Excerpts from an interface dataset
=== Begin Enclosure ===

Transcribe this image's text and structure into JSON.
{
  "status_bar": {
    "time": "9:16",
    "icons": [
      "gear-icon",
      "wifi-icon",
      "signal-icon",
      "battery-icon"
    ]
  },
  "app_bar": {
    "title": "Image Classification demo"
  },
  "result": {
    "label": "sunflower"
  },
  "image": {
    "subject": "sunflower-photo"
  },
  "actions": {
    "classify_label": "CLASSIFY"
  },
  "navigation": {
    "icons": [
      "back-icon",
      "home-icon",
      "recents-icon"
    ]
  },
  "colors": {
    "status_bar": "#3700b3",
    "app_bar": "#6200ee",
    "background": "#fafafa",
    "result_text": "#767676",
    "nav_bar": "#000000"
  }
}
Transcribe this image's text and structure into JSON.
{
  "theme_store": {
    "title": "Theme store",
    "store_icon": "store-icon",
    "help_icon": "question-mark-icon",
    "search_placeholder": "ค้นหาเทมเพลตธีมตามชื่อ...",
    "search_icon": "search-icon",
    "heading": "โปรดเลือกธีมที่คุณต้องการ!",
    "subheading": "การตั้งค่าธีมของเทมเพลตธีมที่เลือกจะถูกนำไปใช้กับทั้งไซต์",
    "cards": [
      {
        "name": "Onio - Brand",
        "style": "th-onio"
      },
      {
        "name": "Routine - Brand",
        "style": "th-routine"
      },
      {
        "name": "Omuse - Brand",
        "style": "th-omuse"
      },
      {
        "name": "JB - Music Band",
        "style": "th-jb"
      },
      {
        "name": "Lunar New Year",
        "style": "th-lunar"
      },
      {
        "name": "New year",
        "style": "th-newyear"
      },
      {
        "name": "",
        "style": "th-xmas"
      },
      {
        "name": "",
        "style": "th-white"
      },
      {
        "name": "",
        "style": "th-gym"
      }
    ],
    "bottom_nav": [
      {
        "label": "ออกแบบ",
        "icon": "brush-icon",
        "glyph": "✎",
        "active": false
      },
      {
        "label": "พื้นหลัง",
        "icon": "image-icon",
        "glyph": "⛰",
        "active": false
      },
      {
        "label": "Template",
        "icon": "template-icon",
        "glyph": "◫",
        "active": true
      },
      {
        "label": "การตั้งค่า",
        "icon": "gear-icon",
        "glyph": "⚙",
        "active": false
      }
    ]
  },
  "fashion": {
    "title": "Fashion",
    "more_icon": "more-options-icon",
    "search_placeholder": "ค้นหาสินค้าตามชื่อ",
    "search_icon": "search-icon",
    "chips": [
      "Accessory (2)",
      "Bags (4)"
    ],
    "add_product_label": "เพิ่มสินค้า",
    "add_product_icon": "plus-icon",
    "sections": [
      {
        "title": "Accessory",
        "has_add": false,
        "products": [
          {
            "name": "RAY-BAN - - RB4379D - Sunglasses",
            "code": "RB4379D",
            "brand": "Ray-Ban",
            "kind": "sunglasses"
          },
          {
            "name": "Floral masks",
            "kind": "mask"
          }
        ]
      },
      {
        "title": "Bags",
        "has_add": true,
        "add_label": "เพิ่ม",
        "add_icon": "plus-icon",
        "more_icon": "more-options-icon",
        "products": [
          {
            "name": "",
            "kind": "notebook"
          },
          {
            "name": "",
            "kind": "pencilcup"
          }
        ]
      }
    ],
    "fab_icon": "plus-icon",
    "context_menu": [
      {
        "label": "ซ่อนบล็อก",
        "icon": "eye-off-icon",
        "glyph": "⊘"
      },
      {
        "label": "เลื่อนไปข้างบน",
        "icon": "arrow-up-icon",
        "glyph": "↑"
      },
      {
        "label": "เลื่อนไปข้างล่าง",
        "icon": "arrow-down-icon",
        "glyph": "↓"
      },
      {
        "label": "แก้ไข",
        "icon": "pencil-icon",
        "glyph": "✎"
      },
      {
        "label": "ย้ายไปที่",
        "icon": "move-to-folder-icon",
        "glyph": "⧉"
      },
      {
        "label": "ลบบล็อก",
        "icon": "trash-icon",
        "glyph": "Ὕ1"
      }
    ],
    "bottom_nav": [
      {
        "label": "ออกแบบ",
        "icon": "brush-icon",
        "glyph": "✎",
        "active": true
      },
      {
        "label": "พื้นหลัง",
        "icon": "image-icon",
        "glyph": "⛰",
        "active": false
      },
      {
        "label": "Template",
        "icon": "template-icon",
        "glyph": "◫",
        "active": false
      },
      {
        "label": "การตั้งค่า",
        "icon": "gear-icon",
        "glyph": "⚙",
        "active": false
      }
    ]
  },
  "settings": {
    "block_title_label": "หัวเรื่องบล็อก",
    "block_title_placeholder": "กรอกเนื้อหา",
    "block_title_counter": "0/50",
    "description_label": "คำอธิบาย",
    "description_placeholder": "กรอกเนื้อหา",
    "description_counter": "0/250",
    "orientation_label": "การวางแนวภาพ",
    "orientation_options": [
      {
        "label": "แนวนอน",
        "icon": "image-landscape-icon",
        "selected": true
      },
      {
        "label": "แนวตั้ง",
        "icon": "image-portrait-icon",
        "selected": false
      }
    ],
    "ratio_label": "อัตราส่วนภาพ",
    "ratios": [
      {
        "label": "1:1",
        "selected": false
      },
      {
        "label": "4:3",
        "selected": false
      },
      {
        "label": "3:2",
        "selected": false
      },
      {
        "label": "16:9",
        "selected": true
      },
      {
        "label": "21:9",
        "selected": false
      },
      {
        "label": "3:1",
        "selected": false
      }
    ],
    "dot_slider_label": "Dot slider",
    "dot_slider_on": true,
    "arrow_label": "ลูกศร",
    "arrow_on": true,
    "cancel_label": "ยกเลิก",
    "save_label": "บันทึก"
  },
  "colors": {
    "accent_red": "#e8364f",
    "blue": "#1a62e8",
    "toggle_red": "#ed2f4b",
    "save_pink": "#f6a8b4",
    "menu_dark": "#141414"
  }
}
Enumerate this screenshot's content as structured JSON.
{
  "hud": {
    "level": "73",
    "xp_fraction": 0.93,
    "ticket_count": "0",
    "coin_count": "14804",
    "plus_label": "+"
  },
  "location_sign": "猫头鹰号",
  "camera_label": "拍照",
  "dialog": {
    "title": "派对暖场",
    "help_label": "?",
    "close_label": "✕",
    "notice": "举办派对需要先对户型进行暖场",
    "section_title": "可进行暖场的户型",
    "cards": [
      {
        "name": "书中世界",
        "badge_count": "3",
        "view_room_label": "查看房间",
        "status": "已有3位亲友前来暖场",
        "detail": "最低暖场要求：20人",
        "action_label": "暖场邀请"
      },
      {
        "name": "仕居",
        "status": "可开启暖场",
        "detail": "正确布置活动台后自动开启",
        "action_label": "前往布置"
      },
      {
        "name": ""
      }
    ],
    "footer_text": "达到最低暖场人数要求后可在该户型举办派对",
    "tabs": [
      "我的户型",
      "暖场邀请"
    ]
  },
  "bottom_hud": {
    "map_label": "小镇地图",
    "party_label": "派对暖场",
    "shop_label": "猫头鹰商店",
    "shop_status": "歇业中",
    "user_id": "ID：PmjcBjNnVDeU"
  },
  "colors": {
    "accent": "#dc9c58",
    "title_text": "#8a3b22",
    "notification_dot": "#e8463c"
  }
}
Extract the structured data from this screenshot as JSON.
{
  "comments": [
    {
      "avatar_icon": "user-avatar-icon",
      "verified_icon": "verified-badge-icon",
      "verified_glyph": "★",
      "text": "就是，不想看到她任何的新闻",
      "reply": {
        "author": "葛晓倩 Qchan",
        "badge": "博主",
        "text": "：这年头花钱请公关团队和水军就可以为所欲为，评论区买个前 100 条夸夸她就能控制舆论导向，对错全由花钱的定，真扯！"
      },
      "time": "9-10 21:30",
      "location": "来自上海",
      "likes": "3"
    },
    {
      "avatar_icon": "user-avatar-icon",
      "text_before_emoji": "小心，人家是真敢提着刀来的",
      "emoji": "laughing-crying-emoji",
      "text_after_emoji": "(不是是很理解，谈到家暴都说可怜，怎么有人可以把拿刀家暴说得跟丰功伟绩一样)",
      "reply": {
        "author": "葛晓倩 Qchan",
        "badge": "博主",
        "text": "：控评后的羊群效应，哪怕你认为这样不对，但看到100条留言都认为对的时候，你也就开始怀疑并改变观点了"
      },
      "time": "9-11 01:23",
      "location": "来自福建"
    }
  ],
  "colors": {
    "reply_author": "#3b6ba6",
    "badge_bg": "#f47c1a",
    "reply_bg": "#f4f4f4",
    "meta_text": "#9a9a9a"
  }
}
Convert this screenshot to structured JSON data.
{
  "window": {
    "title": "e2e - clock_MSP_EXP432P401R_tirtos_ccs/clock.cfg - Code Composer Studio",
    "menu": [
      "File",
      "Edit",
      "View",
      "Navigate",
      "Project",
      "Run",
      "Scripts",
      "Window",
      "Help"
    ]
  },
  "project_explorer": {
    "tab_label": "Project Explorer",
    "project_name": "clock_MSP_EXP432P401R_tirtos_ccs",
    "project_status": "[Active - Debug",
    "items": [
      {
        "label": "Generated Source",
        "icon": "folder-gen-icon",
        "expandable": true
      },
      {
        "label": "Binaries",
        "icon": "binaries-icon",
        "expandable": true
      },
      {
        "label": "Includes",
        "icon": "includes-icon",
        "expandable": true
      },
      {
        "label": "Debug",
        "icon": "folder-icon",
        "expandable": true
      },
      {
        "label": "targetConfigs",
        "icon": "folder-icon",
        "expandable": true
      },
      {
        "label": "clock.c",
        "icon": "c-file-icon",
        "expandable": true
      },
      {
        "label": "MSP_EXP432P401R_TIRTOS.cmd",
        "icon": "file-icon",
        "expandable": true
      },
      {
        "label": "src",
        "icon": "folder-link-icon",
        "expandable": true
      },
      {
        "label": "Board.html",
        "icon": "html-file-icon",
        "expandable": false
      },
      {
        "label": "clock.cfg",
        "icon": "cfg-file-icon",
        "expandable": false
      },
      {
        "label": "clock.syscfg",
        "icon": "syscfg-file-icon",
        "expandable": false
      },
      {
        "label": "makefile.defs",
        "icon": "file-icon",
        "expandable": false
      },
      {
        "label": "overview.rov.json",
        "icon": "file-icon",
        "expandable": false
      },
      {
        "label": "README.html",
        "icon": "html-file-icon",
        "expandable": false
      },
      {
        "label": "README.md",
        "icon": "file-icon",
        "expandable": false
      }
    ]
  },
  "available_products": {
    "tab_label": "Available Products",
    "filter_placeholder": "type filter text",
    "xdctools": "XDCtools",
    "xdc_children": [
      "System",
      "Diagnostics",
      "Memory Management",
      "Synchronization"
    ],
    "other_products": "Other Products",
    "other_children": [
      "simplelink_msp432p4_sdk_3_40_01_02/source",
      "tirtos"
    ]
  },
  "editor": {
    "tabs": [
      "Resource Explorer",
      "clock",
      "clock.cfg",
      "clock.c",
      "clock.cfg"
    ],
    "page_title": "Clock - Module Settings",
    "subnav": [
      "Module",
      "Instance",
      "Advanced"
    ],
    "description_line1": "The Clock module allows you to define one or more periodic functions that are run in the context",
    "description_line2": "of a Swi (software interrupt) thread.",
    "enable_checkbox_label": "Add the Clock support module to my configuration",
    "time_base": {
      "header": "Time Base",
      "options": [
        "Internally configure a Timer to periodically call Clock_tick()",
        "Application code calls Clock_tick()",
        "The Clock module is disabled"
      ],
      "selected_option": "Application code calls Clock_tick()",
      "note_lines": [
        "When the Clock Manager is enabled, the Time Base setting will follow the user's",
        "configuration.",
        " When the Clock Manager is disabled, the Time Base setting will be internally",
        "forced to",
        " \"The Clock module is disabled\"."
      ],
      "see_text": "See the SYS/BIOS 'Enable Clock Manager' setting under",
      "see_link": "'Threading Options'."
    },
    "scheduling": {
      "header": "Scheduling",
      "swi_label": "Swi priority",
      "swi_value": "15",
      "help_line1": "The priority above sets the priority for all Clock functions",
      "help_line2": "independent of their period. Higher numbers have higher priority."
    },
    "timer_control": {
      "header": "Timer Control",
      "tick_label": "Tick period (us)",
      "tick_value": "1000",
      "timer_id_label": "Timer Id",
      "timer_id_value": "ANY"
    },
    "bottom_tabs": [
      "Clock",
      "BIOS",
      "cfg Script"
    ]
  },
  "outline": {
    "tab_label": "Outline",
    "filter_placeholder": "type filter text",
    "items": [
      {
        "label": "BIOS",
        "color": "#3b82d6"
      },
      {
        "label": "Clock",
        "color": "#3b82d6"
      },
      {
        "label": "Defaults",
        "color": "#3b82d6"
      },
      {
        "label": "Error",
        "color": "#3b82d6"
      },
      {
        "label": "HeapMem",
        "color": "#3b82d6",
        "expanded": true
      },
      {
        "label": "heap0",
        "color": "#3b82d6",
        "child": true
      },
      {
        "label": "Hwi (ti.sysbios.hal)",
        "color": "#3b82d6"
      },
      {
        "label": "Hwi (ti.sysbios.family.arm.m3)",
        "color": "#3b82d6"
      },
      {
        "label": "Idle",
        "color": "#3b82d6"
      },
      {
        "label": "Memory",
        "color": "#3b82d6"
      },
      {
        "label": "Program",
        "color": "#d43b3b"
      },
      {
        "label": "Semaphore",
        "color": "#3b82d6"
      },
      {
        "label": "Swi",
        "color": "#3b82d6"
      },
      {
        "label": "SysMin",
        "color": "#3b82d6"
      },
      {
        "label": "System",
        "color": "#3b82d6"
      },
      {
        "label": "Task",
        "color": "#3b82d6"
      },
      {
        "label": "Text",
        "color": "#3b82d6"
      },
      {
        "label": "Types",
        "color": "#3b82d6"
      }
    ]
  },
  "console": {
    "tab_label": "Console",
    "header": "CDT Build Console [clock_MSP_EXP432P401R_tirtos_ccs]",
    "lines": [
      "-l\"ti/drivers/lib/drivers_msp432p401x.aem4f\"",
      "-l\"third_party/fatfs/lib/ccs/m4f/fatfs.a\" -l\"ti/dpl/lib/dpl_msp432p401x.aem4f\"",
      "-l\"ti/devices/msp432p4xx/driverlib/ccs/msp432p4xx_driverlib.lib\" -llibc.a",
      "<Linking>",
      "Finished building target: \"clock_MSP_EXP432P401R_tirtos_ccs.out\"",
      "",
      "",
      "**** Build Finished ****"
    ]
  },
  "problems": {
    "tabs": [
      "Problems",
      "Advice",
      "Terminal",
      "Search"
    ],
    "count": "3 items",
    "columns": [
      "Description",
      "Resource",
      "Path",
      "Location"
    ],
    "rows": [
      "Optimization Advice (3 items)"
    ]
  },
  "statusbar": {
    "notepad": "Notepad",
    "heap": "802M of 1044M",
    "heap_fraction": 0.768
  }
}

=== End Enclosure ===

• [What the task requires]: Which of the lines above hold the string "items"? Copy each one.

• [Worked solution]:
    "items": [
    "items": [
    "count": "3 items",
      "Optimization Advice (3 items)"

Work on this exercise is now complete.